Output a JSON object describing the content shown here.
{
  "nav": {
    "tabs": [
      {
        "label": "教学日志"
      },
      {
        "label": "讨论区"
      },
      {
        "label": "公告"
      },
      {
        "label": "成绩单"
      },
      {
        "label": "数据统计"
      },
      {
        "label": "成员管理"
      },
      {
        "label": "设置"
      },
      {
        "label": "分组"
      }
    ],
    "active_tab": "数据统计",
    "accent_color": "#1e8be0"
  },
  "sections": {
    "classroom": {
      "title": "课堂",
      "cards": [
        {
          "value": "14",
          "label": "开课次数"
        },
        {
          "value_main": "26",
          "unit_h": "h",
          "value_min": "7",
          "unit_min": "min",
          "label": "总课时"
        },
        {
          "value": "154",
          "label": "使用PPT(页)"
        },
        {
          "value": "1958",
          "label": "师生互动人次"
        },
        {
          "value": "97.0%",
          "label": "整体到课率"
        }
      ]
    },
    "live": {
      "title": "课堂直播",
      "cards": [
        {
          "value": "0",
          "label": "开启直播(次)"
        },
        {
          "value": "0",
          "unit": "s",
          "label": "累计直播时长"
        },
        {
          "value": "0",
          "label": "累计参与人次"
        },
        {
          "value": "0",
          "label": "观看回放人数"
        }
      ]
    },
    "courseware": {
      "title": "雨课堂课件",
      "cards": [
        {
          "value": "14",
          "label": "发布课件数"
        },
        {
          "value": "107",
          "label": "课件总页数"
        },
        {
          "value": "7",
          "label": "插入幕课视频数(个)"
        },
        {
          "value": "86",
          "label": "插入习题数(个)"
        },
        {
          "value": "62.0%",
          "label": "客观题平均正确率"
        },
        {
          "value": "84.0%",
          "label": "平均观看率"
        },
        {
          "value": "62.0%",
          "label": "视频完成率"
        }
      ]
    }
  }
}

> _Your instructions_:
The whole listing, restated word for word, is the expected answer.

> _Solution for this exercise_:
Output a JSON object describing the content shown here.
{
  "nav": {
    "tabs": [
      {
        "label": "教学日志"
      },
      {
        "label": "讨论区"
      },
      {
        "label": "公告"
      },
      {
        "label": "成绩单"
      },
      {
        "label": "数据统计"
      },
      {
        "label": "成员管理"
      },
      {
        "label": "设置"
      },
      {
        "label": "分组"
      }
    ],
    "active_tab": "数据统计",
    "accent_color": "#1e8be0"
  },
  "sections": {
    "classroom": {
      "title": "课堂",
      "cards": [
        {
          "value": "14",
          "label": "开课次数"
        },
        {
          "value_main": "26",
          "unit_h": "h",
          "value_min": "7",
          "unit_min": "min",
          "label": "总课时"
        },
        {
          "value": "154",
          "label": "使用PPT(页)"
        },
        {
          "value": "1958",
          "label": "师生互动人次"
        },
        {
          "value": "97.0%",
          "label": "整体到课率"
        }
      ]
    },
    "live": {
      "title": "课堂直播",
      "cards": [
        {
          "value": "0",
          "label": "开启直播(次)"
        },
        {
          "value": "0",
          "unit": "s",
          "label": "累计直播时长"
        },
        {
          "value": "0",
          "label": "累计参与人次"
        },
        {
          "value": "0",
          "label": "观看回放人数"
        }
      ]
    },
    "courseware": {
      "title": "雨课堂课件",
      "cards": [
        {
          "value": "14",
          "label": "发布课件数"
        },
        {
          "value": "107",
          "label": "课件总页数"
        },
        {
          "value": "7",
          "label": "插入幕课视频数(个)"
        },
        {
          "value": "86",
          "label": "插入习题数(个)"
        },
        {
          "value": "62.0%",
          "label": "客观题平均正确率"
        },
        {
          "value": "84.0%",
          "label": "平均观看率"
        },
        {
          "value": "62.0%",
          "label": "视频完成率"
        }
      ]
    }
  }
}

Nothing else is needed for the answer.